This book appears to have been 16 years in the making, but recent events have provided perfect test cases for Ackerman's argument. He turns to these in the final pages of the book. Windsor vs. US is an example, it would appear, of the Court remembering what Warren said at the beginning. Justice Kennedy reached very nearly plagiarized Earl Warren's anti-humiliation argument to make his case against DOMA's restriction on federal acceptance of state sanctioned state marriages. Ackerman applauds this for several pages, but then turns to a significant challenge to his narrative: Shelby vs. Holder, in which Chief Justice Roberts invalidated a major Civil Rights Revolution era act and, in essence, ignored the fact that it was We the People and not the Supreme Court that had spoken.
And this would seem to point out the weakness in Ackermann's fundamental hortatory point: that the Supreme Court, and Congress, and, perhaps above all, legal historians should explicitly recognize the extra-constitutional processes of American constitutional development. He wants the court (and congress, and historians) to consider valid not just what Madison or Hamilton said, but what Hubert Humphrey and Everett Dirksen and Martin Luther King said. Rather than valorize exclusively the founding generation, he demands we accept that the US Republic has been refounded several times by figures just as great.
But is this even plausible? It is the nature of legalistic reasoning to sham priestly independence from public mood. This provides a sense of continuity, utilizing a sacred text and ancient patriarchs, massively reinterpreting old words while pretending to rely only upon those words. And the American public seems to like it that way. Does Ackermann really expect a Justice to quote a Senator? Even supposing the Supreme Court were insufficiently jealous of its own majesty to do so, what would its audience think?
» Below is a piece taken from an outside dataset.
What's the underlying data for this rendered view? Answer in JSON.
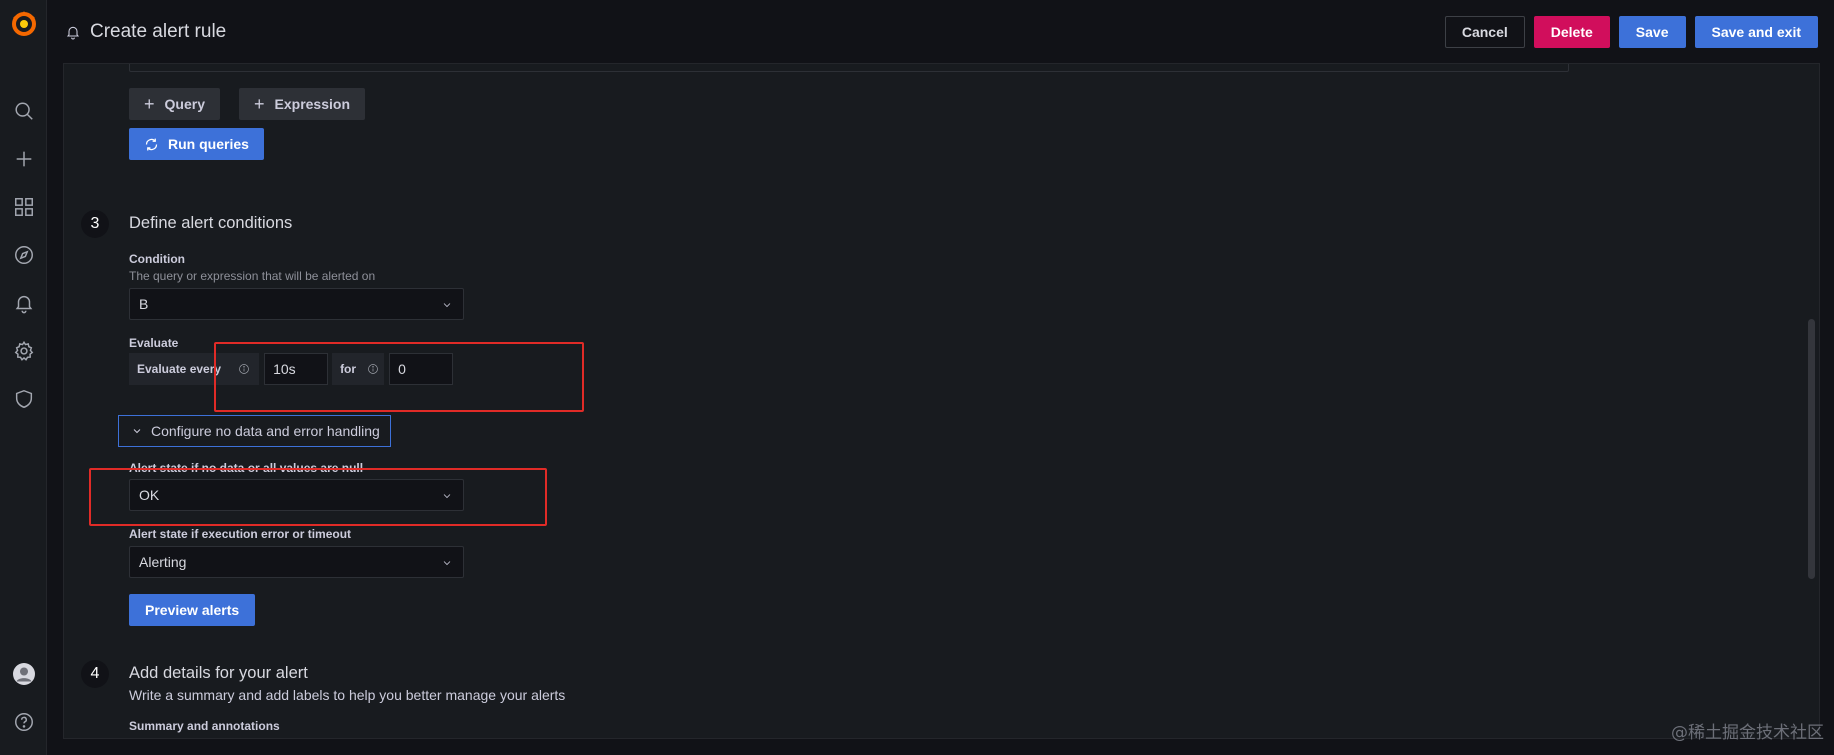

We know that our legislators are windbags, but we like to think our (favorite) Justices are secular saints.
In other words, while we Americans may in fact modify our own Constitution on the sly when it suits us, we may want to believe otherwise of ourselves. This act of pretense may be as American as the process it pretends not to see.